I think the main personal skills I developed were definitely mostly social in nature – going to a country not knowing anyone is intimating and, as with anything that pushes the boundaries of your comfort zone, you learn a lot from it!


I lived on campus in Fairview crescent. My advice: Live on campus and live in Fairview crescent. Fullstop.
Put it as your first preference and Walter Gage as your second preference. Basically they put the majority of exchange students in Fairview and then a few in Walter gage and while the latter may have it perks, you want to be where the party is and they aren’t super close to each other. I’m pretty sure you can request a transfer once you’ve already moved in so if you get put in Gage don’t panic. Wait until you’ve moved in then find some friends who have a free room in Fairview and move there. If you’re a quieter or less outgoing person Gage may suit you.


Costs vary for everyone on different things. I'd just say this as a general rule: Between the grants/scholarships, the HELP loans, money from family and all your savings – aim for between 15-20k AUD depending on how much travel you plan to do before/after the exchange. Maybe you could get away with less, but you don't want to run out. Just know its always going to cost more than you think it will so don't be too relaxed with your money at the start and suffer later on.


I was actually extremely lucky on my exchange; I made friends before we even moved into Fairview, I landed a couple of housemates who became two of my best friends (most weren't so lucky, but you are all neighbours anyway that it doesn't matter too much), and I ended up with a really tight group by the end of it. But I would say that for many people exchange was not such a great time. Many I think were too shy in the first couple of weeks which doesn't seem like a big deal, but it is. First impressions are everything and in those first couple of weeks friendship groups are already forming and if you don't make the effort, you could miss out and find it very difficult later on. My advice is to go to everything you possibly can and meet as many people as you possibly can and have as much fun as you possibly can - and you'll end up meeting lots of fun people who like to do heaps! Exchange is a once in a lifetime opportunity so if you wake up one morning feeling lazy and netflix looks more tempting than a day skiing with some potential new pals, take a look at yourself and think about whether you are wasting this fantastic opportunity.

Professional Development

I think the most valuable skills I developed during the exchange were social skills and my opportunity-taking ability.
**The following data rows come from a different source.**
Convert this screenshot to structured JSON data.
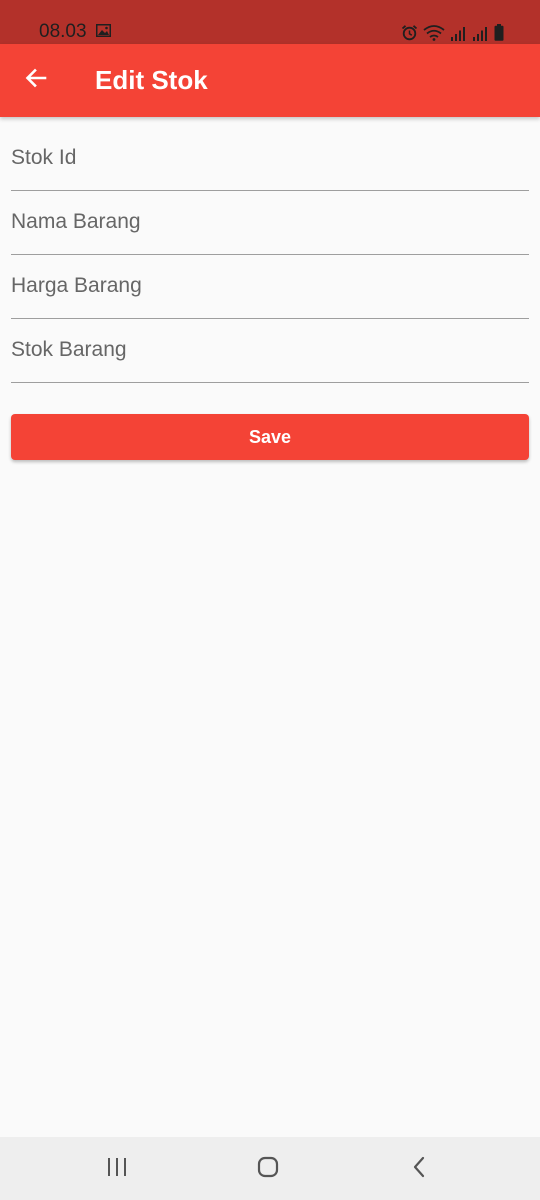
{
  "status_bar": {
    "time": "08.03",
    "icons": [
      "gallery-icon",
      "alarm-icon",
      "wifi-icon",
      "signal-icon",
      "signal-icon",
      "battery-icon"
    ]
  },
  "app_bar": {
    "title": "Edit Stok",
    "back_icon": "arrow-back-icon"
  },
  "form": {
    "fields": [
      {
        "placeholder": "Stok Id",
        "value": ""
      },
      {
        "placeholder": "Nama Barang",
        "value": ""
      },
      {
        "placeholder": "Harga Barang",
        "value": ""
      },
      {
        "placeholder": "Stok Barang",
        "value": ""
      }
    ],
    "save_label": "Save"
  },
  "nav_bar": {
    "buttons": [
      "recents-icon",
      "home-icon",
      "back-icon"
    ]
  },
  "colors": {
    "primary": "#f44336",
    "status_bar": "#b3312a",
    "background": "#fafafa",
    "nav_bar": "#eeeeee"
  }
}
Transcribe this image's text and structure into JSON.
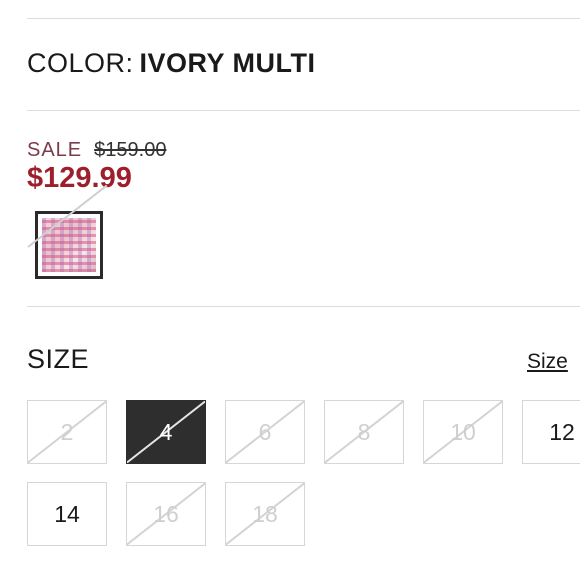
{
  "color": {
    "label": "COLOR:",
    "value": "IVORY MULTI"
  },
  "pricing": {
    "sale_label": "SALE",
    "original_price": "$159.00",
    "sale_price": "$129.99"
  },
  "swatch": {
    "name": "ivory-multi-swatch",
    "selected": true,
    "unavailable": true
  },
  "size": {
    "title": "SIZE",
    "guide_label": "Size",
    "options": [
      {
        "label": "2",
        "available": false,
        "selected": false
      },
      {
        "label": "4",
        "available": false,
        "selected": true
      },
      {
        "label": "6",
        "available": false,
        "selected": false
      },
      {
        "label": "8",
        "available": false,
        "selected": false
      },
      {
        "label": "10",
        "available": false,
        "selected": false
      },
      {
        "label": "12",
        "available": true,
        "selected": false
      },
      {
        "label": "14",
        "available": true,
        "selected": false
      },
      {
        "label": "16",
        "available": false,
        "selected": false
      },
      {
        "label": "18",
        "available": false,
        "selected": false
      }
    ]
  },
  "colors": {
    "sale_red": "#9e1f2b",
    "sale_label": "#7d3a47",
    "selected_bg": "#2e2e2e"
  }
}
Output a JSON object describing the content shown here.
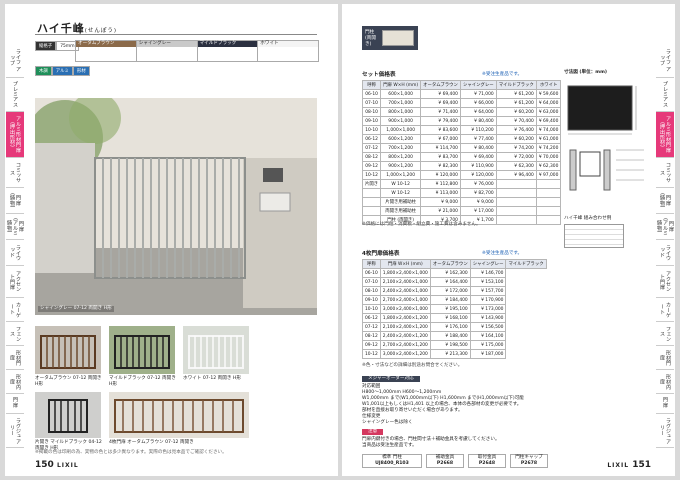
{
  "left": {
    "title": "ハイ千峰",
    "title_reading": "(せんぽう)",
    "tabs": [
      "ライフ アップ",
      "プレミアス",
      "アルミ形材門扉 (押出形材)",
      "コミッサス",
      "門扉 (鋳物)",
      "門扉 (アルミ鋳物)",
      "ライウッド",
      "アクセント門扉",
      "カーゲート",
      "フェンス",
      "形材門扉",
      "形材内扉",
      "門扉",
      "ラグジュアリー"
    ],
    "spec_chips": [
      "縦格子",
      "75ｍｍ",
      "木調",
      "アルミ",
      "形材"
    ],
    "colors_header": [
      "オータムブラウン",
      "シャイングレー",
      "マイルドブラック",
      "ホワイト"
    ],
    "main_caption": "シャイングレー  07-12  両開き  H形",
    "thumbs": [
      {
        "caption": "オータムブラウン  07-12  両開き  H形"
      },
      {
        "caption": "マイルドブラック  07-12  両開き  H形"
      },
      {
        "caption": "ホワイト  07-12  両開き  H形"
      }
    ],
    "thumbs2": [
      {
        "caption": "片開き  マイルドブラック  04-12  両開き  H形"
      },
      {
        "caption": "4枚門扉  オータムブラウン  07-12  両開き"
      }
    ],
    "page_num": "150",
    "brand": "LIXIL",
    "footnote": "※掲載の色は印刷の為、実物の色とは多少異なります。実際の色は見本品でご確認ください。"
  },
  "right": {
    "page_num": "151",
    "brand": "LIXIL",
    "tabs": [
      "ライフ アップ",
      "プレミアス",
      "アルミ形材門扉 (押出形材)",
      "コミッサス",
      "門扉 (鋳物)",
      "門扉 (アルミ鋳物)",
      "ライウッド",
      "アクセント門扉",
      "カーゲート",
      "フェンス",
      "形材門扉",
      "形材内扉",
      "門扉",
      "ラグジュアリー"
    ],
    "set_title": "セット価格表",
    "set_note": "※受注生産品です。",
    "set_headers": [
      "呼称",
      "門扉 W×H (mm)",
      "オータムブラウン",
      "シャイングレー",
      "マイルドブラック",
      "ホワイト"
    ],
    "set_rows": [
      [
        "06-10",
        "600×1,000",
        "¥ 69,400",
        "¥ 71,000",
        "¥ 61,200",
        "¥ 59,600"
      ],
      [
        "07-10",
        "700×1,000",
        "¥ 69,400",
        "¥ 66,000",
        "¥ 61,200",
        "¥ 64,000"
      ],
      [
        "08-10",
        "800×1,000",
        "¥ 71,400",
        "¥ 64,000",
        "¥ 60,200",
        "¥ 63,000"
      ],
      [
        "09-10",
        "900×1,000",
        "¥ 79,400",
        "¥ 80,400",
        "¥ 70,400",
        "¥ 69,400"
      ],
      [
        "10-10",
        "1,000×1,000",
        "¥ 83,600",
        "¥ 110,200",
        "¥ 76,400",
        "¥ 74,000"
      ],
      [
        "06-12",
        "600×1,200",
        "¥ 67,000",
        "¥ 77,400",
        "¥ 60,200",
        "¥ 61,000"
      ],
      [
        "07-12",
        "700×1,200",
        "¥ 114,700",
        "¥ 80,400",
        "¥ 74,200",
        "¥ 74,200"
      ],
      [
        "08-12",
        "800×1,200",
        "¥ 83,700",
        "¥ 69,400",
        "¥ 72,000",
        "¥ 70,000"
      ],
      [
        "09-12",
        "900×1,200",
        "¥ 82,300",
        "¥ 110,900",
        "¥ 62,300",
        "¥ 62,300"
      ],
      [
        "10-12",
        "1,000×1,200",
        "¥ 120,000",
        "¥ 120,000",
        "¥ 96,400",
        "¥ 97,000"
      ],
      [
        "片開き",
        "W 10-12",
        "¥ 112,800",
        "¥ 76,000",
        "",
        ""
      ],
      [
        "",
        "W 10-12",
        "¥ 113,000",
        "¥ 82,700",
        "",
        ""
      ],
      [
        "",
        "片開き用補助柱",
        "¥ 9,000",
        "¥ 9,000",
        "",
        ""
      ],
      [
        "",
        "両開き用補助柱",
        "¥ 21,000",
        "¥ 17,000",
        "",
        ""
      ],
      [
        "",
        "門柱 (両開き)",
        "¥ 3,700",
        "¥ 1,700",
        "",
        ""
      ]
    ],
    "set_footnote": "※価格には門柱・消費税・組立費・施工費は含みません。",
    "door_title": "4枚門扉価格表",
    "door_note": "※受注生産品です。",
    "door_headers": [
      "呼称",
      "門扉 W×H (mm)",
      "オータムブラウン",
      "シャイングレー",
      "マイルドブラック"
    ],
    "door_rows": [
      [
        "06-10",
        "1,800×2,400×1,000",
        "¥ 162,300",
        "¥ 146,700"
      ],
      [
        "07-10",
        "2,100×2,400×1,000",
        "¥ 164,400",
        "¥ 153,100"
      ],
      [
        "08-10",
        "2,400×2,400×1,000",
        "¥ 172,000",
        "¥ 157,700"
      ],
      [
        "09-10",
        "2,700×2,400×1,000",
        "¥ 184,400",
        "¥ 170,900"
      ],
      [
        "10-10",
        "3,000×2,400×1,000",
        "¥ 195,100",
        "¥ 173,000"
      ],
      [
        "06-12",
        "1,800×2,400×1,200",
        "¥ 168,100",
        "¥ 143,900"
      ],
      [
        "07-12",
        "2,100×2,400×1,200",
        "¥ 176,100",
        "¥ 156,500"
      ],
      [
        "08-12",
        "2,400×2,400×1,200",
        "¥ 188,400",
        "¥ 164,100"
      ],
      [
        "09-12",
        "2,700×2,400×1,200",
        "¥ 198,500",
        "¥ 175,000"
      ],
      [
        "10-12",
        "3,000×2,400×1,200",
        "¥ 213,300",
        "¥ 187,000"
      ]
    ],
    "door_footnote": "※色・寸法などの詳細は別途お問合せください。",
    "made_title": "メジャーオーダー対応",
    "made_lines": [
      "対応範囲",
      "H800〜1,000mm H600〜1,200mm",
      "W1,000mm まで(W1,000mm以下) H1,600mm まで(H1,000mm以下)可能",
      "W1,001以上もしくはH1,401 以上の場合、本体の各部材の変更が必要です。",
      "部材を直接お取り寄せいただく場合があります。",
      "仕様変更",
      "シャイングレー色は除く"
    ],
    "note_title": "注意",
    "note_lines": [
      "門扉内鍵付きの場合、門柱間寸法＋補助金具を考慮してください。",
      "当商品は受注生産品です。"
    ],
    "dim_title": "寸法図",
    "dim_unit": "(単位：mm)",
    "spec_label": "ハイ千峰 組み合わせ例",
    "bottom_codes": [
      {
        "label": "標準 門柱",
        "code": "UJ8400_R103"
      },
      {
        "label": "補助金具",
        "code": "P2668"
      },
      {
        "label": "取付金具",
        "code": "P2648"
      },
      {
        "label": "門柱キャップ",
        "code": "P2678"
      }
    ],
    "inset_label": "門柱 (両開き)"
  }
}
I think these skills are important in all areas of life further down the track.


Highlights for me were definitely the skiing and all the uni parties - especially the legendary end of semester "block party" which occupies the whole centre of campus. It's such a whirlwind of crazy experiences and you end up doing more in four months than you'd usually do in years.

Top tips

Season passes!! If you are going to UBC in the winter (Term 2) and want to ski, make sure you buy a season pass before the end of November (so a month before you even leave). I had many friends who got caught out by this as Whistler stops selling their season passes after this (which cost only $650 for students!) and the day passes are ridiculous (almost $200). Also other mountains increase their prices substantially after this too (Grouse for example). 

As already mentioned, I highly recommend staying in Fairview!

Evo! A car share app that you will know all too well by the end of exchange. There's no Uber in Vancouver so this is the cheap taxi alternative (although sadly not an option for nights out) and they have roofracks for skis! A small effort to sign up that is definitely worth it (google for promo codes for free sign-up).